“We have a template that prompts us to think: what are the things you really want us think about in relation to a company in order to understand each of these risks? So, the way we categorise ESGH is as being about the study of non-financial risk in a company. And that’s how we talk about it and think about it. And we produce our own piece of research on it, and it’s clearly an integral part of the investment process.
“It’s also very important for us that this is something that the fund managers are involved in leading on, getting into the decision-making process and pairing it up with an understanding of exactly what the company does, who its management are, what are they trying to achieve, and weighing up all of these risk factors in that context. So, we’re really not believers in turning this into some kind of systematic ‘yes or no’, or this company qualifies / this one doesn’t qualify for XYZ criteria. I think that – in most cases – is missing the point. It is about the study of non-financial risk as part of your investment decision making.”
ESGH in practice
“I suppose when the war in Ukraine started, we had no investments that had anything to do with Russia because we’d have pretty systematically avoided that kind of exposure over the past few years before then.

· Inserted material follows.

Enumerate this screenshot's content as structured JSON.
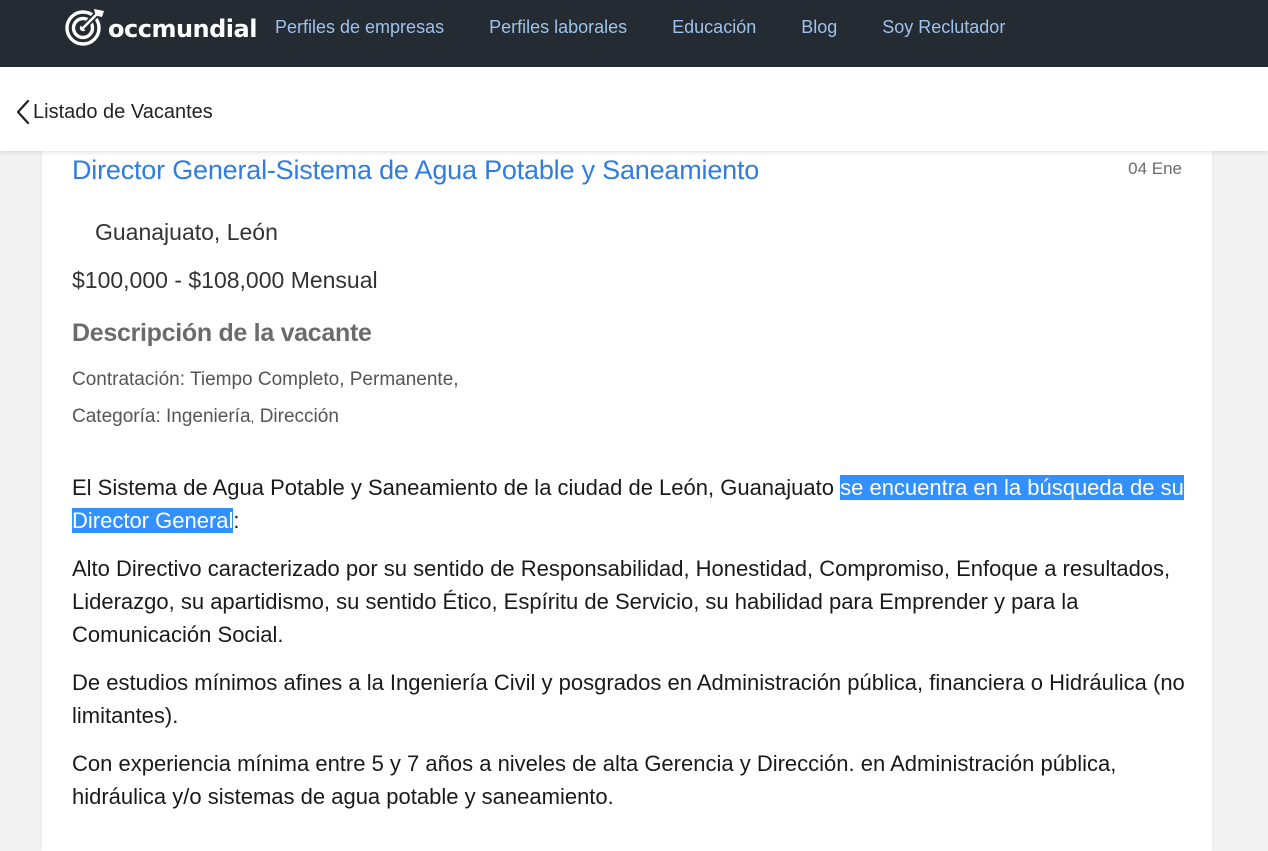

“On the positive side – and this is very relevant to the WS Amati Strategic Metals fund – they have a big investment in a Brazilian lithium company which is an absolute poster child for really excellent environmental management. The company has done very well on the back of it and it’s one of the first of the new lithium mines to get into production. It’s called Sigma Lithium, and it’s quite a significant company now. And indeed, the environmental policies and practices they adopted in building that mine were exemplary. So, that’s on the positive side.
“On the negative side, the mining team had an investment in a company that had assets in Africa, and they then acquired an asset, I think it was in South Sudan. South Sudan wouldn’t have met our criteria from a human rights point of view so they sold out of that company.
“I can’t tell you whether that was a good or bad thing from an economic point of view, but my experience is if you go wandering into natural resource assets in countries where the level of freedom is extremely poor, it’s very rare that you come out of it well, so I’m pretty happy that we didn’t do that.
This interview is a fascinating insight into portfolio risk from the perspective of human rights. During the 30-minute interview, Paul makes it very clear that it’s not only a complicated moral topic but also one that presents itself as “a separate category of investment risk” which is why investors really ought to be paying attention to it — and why it shouldn’t be grouped into broader ESG considerations. Overall, this interview offers everyone a deeper understanding of responsible and ethical investment practices in the ever-evolving landscape of financial markets. It’s an interview not to be missed.
For those who want more:
This interview only scratches the surface of the two part statement written by Dr. Paul Jourdan on Amati’s ESGH practice, available here:
Part 1: Investing responsibly in a complex and divided world
Part 2: ESGH in Practice